## EXERCISE DETAILS:
Whenever "Font" appears in a line, please copy that line from the data.

________________________

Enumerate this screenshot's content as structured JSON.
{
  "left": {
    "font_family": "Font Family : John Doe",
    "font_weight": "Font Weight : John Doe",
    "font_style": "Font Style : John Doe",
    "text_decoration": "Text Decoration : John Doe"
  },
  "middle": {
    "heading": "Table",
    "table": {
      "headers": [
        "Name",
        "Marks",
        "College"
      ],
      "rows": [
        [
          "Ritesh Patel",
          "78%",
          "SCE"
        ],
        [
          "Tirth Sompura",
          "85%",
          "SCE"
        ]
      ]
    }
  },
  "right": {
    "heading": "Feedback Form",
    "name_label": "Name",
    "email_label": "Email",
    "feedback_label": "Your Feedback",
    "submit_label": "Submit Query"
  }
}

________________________

## ANSWER TO THIS TASK:
    "font_family": "Font Family : John Doe",
    "font_weight": "Font Weight : John Doe",
    "font_style": "Font Style : John Doe",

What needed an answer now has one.